Finding a solution to the problem
Some intertidal and coastal areas of southern England (such as Poole Harbour and Langstone Harbour) and northern France are particularly impacted by these dense algae mats, with negative effects on the environment, economy, and human health.
To address this issue, an international team of researchers from universities and research organisations in France and England, led by the University of Portsmouth, has been working on the RaNTrans project for the past three years. The project aims to find innovative and cost-effective methods to reduce algal mat coverage in the Channel Manche region.
“The RaNTrans project has represented a unique opportunity to collaborate with research organizations and universities in France (CEVA, ARGANS, Aleor, Université de Caen Normandie, Université de Bretagne Occidentale) and England (University of Portsmouth, Bournemouth University, Natural England) allowing cross-border knowledge sharing on methods to reduce nutrient levels in coastal regions” explained Cefas senior scientist Elisa Capuzzo.

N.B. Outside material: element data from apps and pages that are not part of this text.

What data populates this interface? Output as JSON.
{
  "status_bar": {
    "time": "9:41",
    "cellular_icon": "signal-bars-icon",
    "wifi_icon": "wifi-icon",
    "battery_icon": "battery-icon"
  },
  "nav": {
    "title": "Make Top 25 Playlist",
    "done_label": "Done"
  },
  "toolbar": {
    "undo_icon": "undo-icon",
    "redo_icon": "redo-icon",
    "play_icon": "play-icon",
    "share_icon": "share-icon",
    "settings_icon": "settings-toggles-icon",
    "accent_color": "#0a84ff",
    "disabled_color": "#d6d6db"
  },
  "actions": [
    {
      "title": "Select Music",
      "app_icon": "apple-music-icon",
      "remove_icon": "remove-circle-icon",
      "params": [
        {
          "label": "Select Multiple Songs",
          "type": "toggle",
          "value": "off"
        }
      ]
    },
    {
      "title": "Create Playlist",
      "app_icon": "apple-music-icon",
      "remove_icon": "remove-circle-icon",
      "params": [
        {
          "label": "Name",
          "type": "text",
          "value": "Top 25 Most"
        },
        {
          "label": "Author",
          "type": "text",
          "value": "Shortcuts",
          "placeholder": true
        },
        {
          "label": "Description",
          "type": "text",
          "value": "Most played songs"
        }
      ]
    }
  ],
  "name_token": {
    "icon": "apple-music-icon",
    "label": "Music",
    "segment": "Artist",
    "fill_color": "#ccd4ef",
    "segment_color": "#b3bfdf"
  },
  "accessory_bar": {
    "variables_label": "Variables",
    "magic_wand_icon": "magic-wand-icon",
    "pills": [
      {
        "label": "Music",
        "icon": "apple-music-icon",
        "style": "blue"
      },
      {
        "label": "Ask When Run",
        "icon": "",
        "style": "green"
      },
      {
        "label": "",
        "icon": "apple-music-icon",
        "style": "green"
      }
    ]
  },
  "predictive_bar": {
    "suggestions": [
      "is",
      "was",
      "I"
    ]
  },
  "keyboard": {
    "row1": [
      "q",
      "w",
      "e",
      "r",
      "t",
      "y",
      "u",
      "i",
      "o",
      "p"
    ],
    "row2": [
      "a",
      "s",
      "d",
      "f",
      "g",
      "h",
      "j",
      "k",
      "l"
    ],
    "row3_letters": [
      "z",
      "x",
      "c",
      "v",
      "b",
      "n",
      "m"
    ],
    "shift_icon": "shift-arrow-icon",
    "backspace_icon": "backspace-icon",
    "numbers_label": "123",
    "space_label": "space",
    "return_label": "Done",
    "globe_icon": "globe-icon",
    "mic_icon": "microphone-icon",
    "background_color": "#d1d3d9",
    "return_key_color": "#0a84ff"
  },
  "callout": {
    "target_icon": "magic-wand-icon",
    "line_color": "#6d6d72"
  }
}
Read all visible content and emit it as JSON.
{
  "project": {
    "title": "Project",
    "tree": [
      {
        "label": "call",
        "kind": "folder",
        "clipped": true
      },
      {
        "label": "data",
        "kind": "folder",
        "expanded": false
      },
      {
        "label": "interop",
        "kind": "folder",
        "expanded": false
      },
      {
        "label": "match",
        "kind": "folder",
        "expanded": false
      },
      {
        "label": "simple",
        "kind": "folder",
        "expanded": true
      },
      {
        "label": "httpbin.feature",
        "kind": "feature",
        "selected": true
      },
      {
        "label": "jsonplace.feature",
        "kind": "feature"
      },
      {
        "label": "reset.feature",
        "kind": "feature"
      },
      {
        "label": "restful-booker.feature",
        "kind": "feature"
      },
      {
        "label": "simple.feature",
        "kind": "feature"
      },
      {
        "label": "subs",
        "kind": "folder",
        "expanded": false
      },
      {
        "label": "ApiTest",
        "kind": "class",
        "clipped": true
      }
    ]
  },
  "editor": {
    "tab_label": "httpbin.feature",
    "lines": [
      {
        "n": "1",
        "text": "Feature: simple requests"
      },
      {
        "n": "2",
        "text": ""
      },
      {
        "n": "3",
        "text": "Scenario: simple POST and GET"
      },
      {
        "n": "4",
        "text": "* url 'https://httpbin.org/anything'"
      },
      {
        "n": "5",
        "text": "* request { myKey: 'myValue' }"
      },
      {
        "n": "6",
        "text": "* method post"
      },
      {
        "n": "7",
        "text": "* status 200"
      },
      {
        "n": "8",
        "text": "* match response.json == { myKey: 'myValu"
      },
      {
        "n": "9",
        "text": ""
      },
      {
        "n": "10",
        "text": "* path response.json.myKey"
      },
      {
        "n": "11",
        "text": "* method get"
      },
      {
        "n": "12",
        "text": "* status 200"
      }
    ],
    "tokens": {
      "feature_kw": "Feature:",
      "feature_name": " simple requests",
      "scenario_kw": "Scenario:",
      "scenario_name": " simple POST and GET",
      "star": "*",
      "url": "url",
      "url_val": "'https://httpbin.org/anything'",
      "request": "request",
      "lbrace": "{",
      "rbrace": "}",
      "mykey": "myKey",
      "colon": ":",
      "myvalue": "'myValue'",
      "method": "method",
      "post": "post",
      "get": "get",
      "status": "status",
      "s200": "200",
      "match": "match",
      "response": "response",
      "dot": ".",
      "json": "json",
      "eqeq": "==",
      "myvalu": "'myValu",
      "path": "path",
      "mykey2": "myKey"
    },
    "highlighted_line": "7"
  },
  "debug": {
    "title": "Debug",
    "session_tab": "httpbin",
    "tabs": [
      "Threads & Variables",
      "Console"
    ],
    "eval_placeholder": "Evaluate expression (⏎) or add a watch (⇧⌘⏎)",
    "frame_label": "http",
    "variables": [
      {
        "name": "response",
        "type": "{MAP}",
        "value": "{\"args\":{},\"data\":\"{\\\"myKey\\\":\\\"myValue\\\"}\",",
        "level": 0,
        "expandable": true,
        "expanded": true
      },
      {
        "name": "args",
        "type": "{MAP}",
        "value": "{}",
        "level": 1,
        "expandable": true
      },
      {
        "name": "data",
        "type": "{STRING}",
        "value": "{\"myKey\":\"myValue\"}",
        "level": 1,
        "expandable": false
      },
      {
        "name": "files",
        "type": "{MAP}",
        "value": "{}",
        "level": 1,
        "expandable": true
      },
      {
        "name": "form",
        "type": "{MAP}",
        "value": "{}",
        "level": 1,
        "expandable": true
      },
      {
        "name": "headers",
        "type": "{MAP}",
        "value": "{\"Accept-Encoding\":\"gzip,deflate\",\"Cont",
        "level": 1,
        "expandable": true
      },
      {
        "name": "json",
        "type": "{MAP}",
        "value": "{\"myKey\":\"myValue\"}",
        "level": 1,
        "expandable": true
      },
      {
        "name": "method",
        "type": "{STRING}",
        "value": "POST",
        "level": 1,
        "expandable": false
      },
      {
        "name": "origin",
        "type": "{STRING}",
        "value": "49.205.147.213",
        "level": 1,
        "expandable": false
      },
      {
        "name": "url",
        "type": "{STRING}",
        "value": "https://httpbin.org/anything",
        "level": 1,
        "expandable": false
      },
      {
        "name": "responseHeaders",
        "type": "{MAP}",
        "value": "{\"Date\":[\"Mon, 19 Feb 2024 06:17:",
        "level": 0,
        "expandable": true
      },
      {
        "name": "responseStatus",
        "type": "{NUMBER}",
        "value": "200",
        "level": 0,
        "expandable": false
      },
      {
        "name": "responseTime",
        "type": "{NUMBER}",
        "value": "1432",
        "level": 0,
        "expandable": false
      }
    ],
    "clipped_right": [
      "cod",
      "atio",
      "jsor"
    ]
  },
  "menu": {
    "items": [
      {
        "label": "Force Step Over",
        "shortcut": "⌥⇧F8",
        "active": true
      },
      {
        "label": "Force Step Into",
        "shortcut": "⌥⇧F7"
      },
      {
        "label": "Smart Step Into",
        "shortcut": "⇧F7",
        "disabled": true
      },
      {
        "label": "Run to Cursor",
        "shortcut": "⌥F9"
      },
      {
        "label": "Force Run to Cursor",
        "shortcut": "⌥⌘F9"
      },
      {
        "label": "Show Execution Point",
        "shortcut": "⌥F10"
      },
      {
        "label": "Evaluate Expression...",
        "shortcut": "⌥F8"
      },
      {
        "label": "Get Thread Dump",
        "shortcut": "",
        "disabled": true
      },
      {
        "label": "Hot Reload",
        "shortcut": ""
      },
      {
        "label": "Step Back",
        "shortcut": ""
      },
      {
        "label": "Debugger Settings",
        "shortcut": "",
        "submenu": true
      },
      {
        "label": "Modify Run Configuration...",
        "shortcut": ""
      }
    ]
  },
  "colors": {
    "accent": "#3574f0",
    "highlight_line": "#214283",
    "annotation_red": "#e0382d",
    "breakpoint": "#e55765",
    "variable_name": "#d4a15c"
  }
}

The project, which is coming to an end this year, investigated different nutrient removal methods including mechanical removal of algal mats, feeding algal mats to polychaete worms and converting these to aquaculture feed, seaweed aquaculture (Figure 2), and European oyster aquaculture.